New corporate criminal offence
HMRC published draft legislation on 9 December 2015 concerning the introduction of a new corporate criminal offence of failure to prevent the facilitation of tax evasion. Broadly, this offence would impose criminal liability on corporations who fail to prevent their ‘representatives’ from facilitating or committing a UK tax evasion offence or an equivalent offence committed overseas. The emphasis is on the ‘failure to prevent’ and accordingly, the draft legislation requires HMRC to publish guidance about the type of procedures corporations should implement to avoid such failure. The government’s stated intention is not to impose additional monitoring obligations on corporations in respect of their clients, but rather to ensure that corporations appropriately monitor anyone representing the corporation. The draft legislation for the new offence will be subject to a public consultation in 2016, with the final legislation being introduced prior to the commencement of the exchange of information provisions to be introduced under the common reporting standard (CRS).
It is evident from the decision to introduce new provisions, as well as strengthening existing measures, that the proposals are broad in their intended scope. This breadth is tempered by the fact that the number of tax evaders to whom the measures should apply is expected to be relatively small (albeit that the cost of such evasion may be significant).
What is the reasoning behind the introduction of these measures?
By its very nature, tax avoidance and tax evasion deprives the UK government of revenues that support the provision of public services. It should therefore not come as a surprise that the government is seeking to protect its revenue base.
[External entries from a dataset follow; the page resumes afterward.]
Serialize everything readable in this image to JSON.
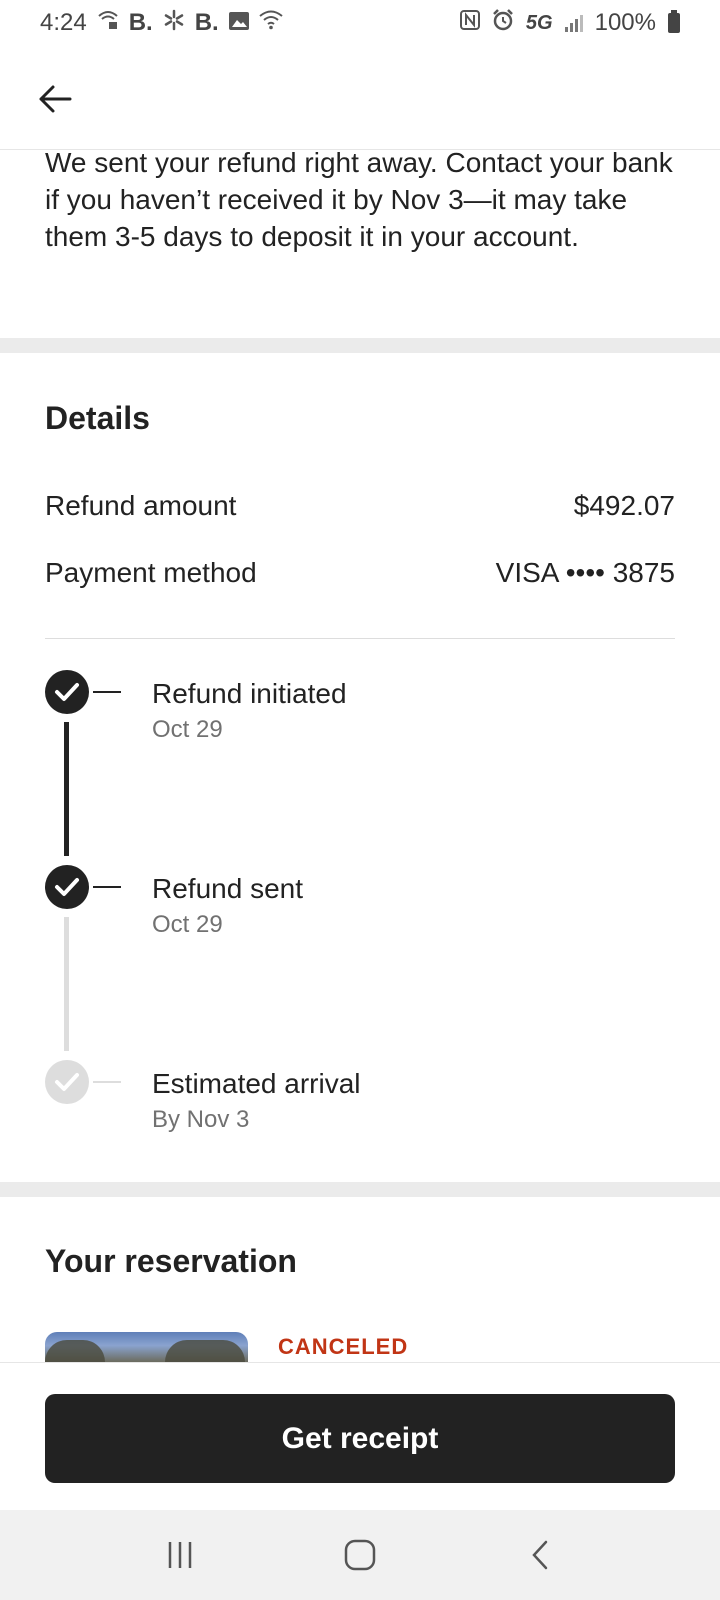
{
  "status_bar": {
    "time": "4:24",
    "left_glyphs": [
      "B.",
      "B."
    ],
    "network": "5G",
    "battery": "100%",
    "icons": [
      "wifi-calling-icon",
      "booking-icon",
      "walmart-spark-icon",
      "booking-icon",
      "gallery-icon",
      "wifi-icon",
      "nfc-icon",
      "alarm-icon",
      "signal-icon",
      "battery-icon"
    ]
  },
  "header": {
    "back_icon": "arrow-left-icon"
  },
  "intro": {
    "text": "We sent your refund right away. Contact your bank if you haven’t received it by Nov 3—it may take them 3-5 days to deposit it in your account."
  },
  "details": {
    "title": "Details",
    "refund_amount_label": "Refund amount",
    "refund_amount_value": "$492.07",
    "payment_method_label": "Payment method",
    "payment_method_value": "VISA •••• 3875"
  },
  "timeline": [
    {
      "label": "Refund initiated",
      "date": "Oct 29",
      "status": "done"
    },
    {
      "label": "Refund sent",
      "date": "Oct 29",
      "status": "done"
    },
    {
      "label": "Estimated arrival",
      "date": "By Nov 3",
      "status": "pending"
    }
  ],
  "reservation": {
    "title": "Your reservation",
    "status": "CANCELED",
    "status_color": "#c13515"
  },
  "footer": {
    "button_label": "Get receipt"
  },
  "nav_bar": {
    "icons": [
      "recents-icon",
      "home-icon",
      "back-icon"
    ]
  },
  "colors": {
    "primary": "#222222",
    "muted": "#717171",
    "divider": "#dddddd",
    "accent_red": "#c13515"
  }
}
These measures are also aligned with the current political climate in which taxpayers are expected to pay their ‘fair share of tax’ and in which unprecedented international efforts to tackle tax avoidance and evasion are being undertaken.
In particular, HMRC’s ‘No Safe Havens’ offshore evasion strategy for 2013 and beyond, the existing domestic offshore penalty regime, and international measures such as the OECD’s standard in automatic exchange of information (including the CRS), form the backdrop against which these measures have been introduced.
Through the introduction of these provisions, the UK government is seeking to:
- reduce the opportunities available for engaging in tax avoidance and evasion
- ensure voluntary compliance on the part of taxpayers, and
- impose harsh penalties on those who participate in, or facilitate offshore tax avoidance and evasion
What is your assessment of the effect and practical implications of the measures?
The effect on taxpayers of the proposed measures is intended to be two-fold:
- to act as a deterrent to those considering engaging in tax evasion, and
- to impose new and/or more robust sanctions on those who do engage in tax evasion
HMRC’s current efforts to tackle tax avoidance and evasion have led to increased voluntary disclosures, additional tax revenues being raised and penalties being imposed. It should be anticipated that, with the increase in information to be made available to HMRC because of civil sanctions and the developing network of measures under which tax information is shared between national tax authorities, the measures proposed in FB 2016 will only further enhance HMRC’s ability to prevent, detect and penalise tax avoiders and evaders.
Interviewed by Alex Heshmaty. The views expressed by our Legal Analysis interviewees are not necessarily those of the proprietor